• [Exercise objective]
Check every line below for the word "Изменить" and copy the ones that have it.

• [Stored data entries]
========

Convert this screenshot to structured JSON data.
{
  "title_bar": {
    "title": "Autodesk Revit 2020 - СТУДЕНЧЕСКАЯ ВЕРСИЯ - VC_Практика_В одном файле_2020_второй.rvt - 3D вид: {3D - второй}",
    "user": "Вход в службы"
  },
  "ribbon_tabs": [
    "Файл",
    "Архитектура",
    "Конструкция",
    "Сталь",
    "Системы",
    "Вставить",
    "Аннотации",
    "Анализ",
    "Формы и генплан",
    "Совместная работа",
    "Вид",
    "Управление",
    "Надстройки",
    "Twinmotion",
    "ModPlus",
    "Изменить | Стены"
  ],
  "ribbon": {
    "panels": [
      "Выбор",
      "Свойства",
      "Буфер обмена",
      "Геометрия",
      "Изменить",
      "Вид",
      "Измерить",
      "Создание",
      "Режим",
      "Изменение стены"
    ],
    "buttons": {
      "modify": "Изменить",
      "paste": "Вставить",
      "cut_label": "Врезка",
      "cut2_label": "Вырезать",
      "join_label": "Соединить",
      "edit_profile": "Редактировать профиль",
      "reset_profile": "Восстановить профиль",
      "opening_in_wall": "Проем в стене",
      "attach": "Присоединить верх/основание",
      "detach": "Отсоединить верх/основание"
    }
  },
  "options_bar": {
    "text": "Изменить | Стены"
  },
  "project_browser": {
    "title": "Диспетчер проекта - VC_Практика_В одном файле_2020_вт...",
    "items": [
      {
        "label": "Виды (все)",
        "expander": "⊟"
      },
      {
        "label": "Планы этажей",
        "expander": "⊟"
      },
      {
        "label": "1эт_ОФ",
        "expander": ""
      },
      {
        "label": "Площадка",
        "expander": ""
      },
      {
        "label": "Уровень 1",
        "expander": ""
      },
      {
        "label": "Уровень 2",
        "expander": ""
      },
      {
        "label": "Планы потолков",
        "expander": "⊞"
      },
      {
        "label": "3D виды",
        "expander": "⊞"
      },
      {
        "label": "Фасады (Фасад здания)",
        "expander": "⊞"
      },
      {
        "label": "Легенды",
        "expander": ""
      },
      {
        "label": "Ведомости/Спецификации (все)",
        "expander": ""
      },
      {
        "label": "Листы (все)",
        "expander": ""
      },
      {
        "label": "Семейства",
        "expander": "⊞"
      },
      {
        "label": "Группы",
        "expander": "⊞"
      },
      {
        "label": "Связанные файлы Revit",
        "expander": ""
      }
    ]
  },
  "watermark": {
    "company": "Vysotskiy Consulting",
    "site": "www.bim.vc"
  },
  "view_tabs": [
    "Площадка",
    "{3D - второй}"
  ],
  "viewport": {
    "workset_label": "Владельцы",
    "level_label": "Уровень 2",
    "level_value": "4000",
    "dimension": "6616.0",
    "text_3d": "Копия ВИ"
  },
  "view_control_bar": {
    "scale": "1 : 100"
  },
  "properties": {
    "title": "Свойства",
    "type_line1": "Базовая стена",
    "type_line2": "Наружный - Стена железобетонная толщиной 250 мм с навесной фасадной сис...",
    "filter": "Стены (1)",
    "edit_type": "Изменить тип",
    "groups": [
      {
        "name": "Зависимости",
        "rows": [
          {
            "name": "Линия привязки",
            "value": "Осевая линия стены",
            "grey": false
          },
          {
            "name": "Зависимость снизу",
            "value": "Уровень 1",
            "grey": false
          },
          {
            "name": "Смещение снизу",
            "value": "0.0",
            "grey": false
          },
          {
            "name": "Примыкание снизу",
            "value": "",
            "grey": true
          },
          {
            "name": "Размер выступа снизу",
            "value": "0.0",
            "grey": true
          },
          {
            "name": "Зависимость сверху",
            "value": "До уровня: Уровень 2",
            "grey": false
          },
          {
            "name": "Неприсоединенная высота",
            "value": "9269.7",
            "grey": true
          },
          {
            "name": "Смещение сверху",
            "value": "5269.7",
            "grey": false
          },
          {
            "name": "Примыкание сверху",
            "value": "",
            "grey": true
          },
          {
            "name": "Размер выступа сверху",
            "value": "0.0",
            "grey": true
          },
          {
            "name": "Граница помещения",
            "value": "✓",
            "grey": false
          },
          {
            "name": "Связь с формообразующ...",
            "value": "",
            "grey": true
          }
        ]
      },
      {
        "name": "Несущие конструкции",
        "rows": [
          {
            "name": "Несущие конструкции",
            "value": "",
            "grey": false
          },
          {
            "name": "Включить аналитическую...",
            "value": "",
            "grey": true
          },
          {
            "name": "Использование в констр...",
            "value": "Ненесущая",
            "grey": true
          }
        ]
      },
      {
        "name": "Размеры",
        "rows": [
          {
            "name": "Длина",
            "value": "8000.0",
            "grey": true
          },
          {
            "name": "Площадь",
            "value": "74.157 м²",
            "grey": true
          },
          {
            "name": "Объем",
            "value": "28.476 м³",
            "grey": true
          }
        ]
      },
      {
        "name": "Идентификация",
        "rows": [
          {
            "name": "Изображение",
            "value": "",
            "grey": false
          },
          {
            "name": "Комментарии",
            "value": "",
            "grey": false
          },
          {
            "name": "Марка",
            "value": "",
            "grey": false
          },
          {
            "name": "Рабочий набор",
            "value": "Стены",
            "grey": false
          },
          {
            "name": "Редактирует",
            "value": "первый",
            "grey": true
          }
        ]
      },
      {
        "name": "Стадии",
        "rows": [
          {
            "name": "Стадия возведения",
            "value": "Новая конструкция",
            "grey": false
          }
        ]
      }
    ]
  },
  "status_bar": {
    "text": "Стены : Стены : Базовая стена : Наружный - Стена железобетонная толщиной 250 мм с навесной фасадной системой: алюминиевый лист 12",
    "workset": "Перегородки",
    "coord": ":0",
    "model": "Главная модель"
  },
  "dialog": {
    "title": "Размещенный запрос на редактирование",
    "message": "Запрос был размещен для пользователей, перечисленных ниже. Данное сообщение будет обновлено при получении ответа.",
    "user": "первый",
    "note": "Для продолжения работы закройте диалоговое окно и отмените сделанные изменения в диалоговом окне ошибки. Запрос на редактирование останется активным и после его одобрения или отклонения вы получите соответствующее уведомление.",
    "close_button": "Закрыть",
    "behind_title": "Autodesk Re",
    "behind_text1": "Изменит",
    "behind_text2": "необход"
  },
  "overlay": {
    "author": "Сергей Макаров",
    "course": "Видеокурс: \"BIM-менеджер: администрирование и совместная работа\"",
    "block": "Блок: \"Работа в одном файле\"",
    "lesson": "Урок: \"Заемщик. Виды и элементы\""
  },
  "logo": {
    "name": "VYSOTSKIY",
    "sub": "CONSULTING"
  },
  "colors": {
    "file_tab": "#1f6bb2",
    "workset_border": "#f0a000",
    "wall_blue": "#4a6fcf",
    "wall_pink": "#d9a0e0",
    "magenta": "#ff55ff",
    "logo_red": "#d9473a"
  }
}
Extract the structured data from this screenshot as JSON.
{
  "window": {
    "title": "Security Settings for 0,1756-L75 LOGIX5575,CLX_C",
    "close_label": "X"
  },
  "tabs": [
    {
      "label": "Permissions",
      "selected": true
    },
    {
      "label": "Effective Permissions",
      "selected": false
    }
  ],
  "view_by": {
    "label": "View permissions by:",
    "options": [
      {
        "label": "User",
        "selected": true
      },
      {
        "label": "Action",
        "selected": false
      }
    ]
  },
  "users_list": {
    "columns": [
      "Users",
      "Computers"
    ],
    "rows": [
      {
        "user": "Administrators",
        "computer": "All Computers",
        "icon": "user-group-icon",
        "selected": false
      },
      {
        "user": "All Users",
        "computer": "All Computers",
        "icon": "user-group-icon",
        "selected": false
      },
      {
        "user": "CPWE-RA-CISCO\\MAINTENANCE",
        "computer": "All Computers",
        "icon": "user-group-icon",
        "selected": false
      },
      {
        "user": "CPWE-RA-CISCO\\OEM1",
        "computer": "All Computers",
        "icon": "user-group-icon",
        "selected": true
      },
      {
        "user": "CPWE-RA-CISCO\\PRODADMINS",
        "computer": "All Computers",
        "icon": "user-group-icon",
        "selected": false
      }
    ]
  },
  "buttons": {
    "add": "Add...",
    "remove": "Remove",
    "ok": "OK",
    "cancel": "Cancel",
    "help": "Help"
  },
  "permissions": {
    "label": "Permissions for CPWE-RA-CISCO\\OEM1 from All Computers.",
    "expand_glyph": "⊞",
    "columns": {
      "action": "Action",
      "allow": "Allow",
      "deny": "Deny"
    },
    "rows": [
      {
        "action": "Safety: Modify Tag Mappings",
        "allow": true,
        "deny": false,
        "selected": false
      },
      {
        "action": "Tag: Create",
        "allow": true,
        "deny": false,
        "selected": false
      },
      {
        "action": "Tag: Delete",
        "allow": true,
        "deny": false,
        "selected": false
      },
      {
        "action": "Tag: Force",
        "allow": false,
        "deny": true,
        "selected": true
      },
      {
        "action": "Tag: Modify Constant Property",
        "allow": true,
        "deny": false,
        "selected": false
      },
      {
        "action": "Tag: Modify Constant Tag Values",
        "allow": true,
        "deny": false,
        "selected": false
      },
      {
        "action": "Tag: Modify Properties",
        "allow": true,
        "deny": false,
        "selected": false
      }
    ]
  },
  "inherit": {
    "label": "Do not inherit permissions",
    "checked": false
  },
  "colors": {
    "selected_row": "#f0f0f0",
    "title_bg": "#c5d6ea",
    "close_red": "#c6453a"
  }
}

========

• [Result of this exercise]
    "Изменить | Стены"
      "Изменить",
      "modify": "Изменить",
    "text": "Изменить | Стены"
    "edit_type": "Изменить тип",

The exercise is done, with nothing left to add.